_Problem statement_
Tell how many lines in the data below include the word "Búsqueda". The answer is the number only.
Segment Start: The records
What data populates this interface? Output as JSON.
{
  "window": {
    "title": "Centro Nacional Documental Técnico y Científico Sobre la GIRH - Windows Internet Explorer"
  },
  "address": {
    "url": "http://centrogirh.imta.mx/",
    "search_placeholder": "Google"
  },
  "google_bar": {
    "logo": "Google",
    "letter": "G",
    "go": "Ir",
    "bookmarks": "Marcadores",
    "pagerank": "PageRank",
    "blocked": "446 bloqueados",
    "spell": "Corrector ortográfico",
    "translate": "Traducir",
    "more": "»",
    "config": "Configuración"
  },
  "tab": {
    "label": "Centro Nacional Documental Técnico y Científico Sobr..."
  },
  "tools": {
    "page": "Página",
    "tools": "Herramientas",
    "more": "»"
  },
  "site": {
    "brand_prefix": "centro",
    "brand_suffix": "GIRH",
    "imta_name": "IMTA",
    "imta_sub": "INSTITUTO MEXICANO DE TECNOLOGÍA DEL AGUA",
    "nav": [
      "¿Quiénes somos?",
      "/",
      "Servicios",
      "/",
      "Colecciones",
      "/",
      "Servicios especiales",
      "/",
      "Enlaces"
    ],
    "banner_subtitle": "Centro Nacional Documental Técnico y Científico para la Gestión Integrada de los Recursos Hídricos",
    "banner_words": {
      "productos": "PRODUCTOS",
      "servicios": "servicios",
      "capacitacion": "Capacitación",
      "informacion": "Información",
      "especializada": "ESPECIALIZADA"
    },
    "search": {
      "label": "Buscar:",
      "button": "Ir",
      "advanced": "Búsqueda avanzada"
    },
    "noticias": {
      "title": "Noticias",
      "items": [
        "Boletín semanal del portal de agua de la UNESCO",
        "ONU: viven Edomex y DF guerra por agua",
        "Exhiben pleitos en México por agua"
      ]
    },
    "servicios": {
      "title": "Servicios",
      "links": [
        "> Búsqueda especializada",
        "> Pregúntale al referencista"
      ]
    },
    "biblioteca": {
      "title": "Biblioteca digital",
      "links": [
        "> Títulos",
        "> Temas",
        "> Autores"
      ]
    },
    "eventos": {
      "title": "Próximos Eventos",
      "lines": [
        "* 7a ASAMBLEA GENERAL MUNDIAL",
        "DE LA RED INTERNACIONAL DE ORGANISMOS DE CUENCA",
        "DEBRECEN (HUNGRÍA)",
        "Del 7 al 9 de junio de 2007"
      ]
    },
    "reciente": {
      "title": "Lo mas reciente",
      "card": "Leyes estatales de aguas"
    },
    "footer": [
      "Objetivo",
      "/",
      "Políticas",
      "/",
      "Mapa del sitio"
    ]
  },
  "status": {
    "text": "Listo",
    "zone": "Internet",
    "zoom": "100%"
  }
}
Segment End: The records
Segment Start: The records
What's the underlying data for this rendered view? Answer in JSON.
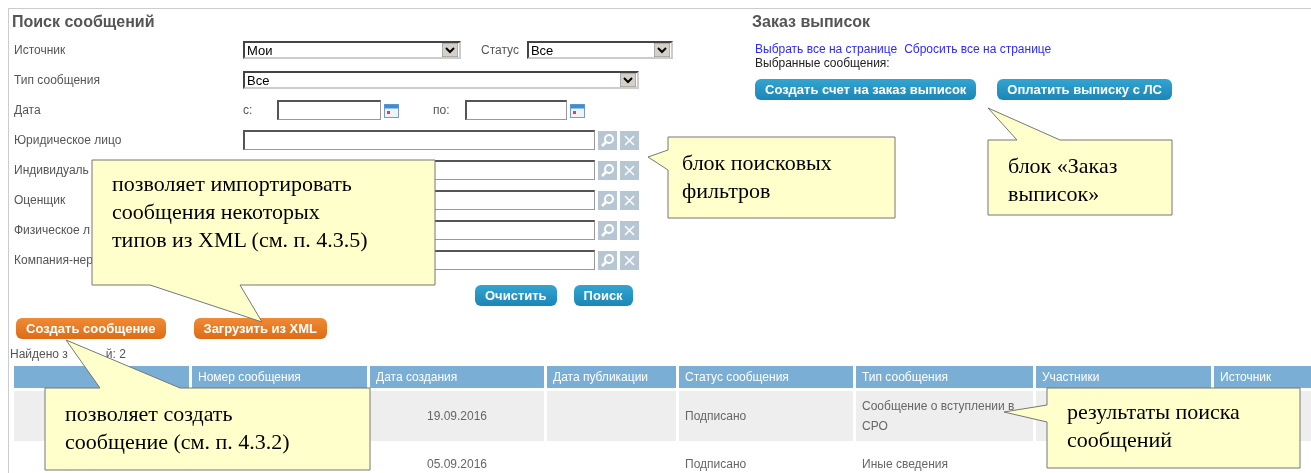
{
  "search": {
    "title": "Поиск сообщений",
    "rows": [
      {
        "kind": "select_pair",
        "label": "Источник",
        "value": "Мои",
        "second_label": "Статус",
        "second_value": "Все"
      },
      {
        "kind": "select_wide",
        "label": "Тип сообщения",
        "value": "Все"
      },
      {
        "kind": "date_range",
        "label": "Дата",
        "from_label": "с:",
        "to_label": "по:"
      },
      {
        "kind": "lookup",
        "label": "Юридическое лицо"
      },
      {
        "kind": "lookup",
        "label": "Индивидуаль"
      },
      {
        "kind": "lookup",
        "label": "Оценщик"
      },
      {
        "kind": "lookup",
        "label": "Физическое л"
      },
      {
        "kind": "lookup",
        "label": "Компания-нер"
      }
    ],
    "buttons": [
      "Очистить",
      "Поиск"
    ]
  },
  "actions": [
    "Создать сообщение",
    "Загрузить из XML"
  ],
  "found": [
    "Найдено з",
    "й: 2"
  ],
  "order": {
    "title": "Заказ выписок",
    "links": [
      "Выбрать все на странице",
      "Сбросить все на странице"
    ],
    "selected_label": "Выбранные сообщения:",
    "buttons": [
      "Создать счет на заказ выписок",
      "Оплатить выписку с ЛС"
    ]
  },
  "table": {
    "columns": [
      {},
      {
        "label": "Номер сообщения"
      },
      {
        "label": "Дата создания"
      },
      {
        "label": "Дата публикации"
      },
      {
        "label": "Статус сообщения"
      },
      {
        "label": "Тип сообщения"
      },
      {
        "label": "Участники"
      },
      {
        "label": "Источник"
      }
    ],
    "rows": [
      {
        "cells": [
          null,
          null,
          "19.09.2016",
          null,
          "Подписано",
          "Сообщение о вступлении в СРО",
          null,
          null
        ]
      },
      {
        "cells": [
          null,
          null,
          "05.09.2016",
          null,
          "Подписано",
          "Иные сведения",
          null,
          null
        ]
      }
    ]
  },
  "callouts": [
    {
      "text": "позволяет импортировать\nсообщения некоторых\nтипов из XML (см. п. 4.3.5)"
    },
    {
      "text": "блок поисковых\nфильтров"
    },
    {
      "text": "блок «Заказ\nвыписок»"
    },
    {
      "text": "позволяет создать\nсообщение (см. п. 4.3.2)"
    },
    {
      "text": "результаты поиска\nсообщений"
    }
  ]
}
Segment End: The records
_Exercise output_
2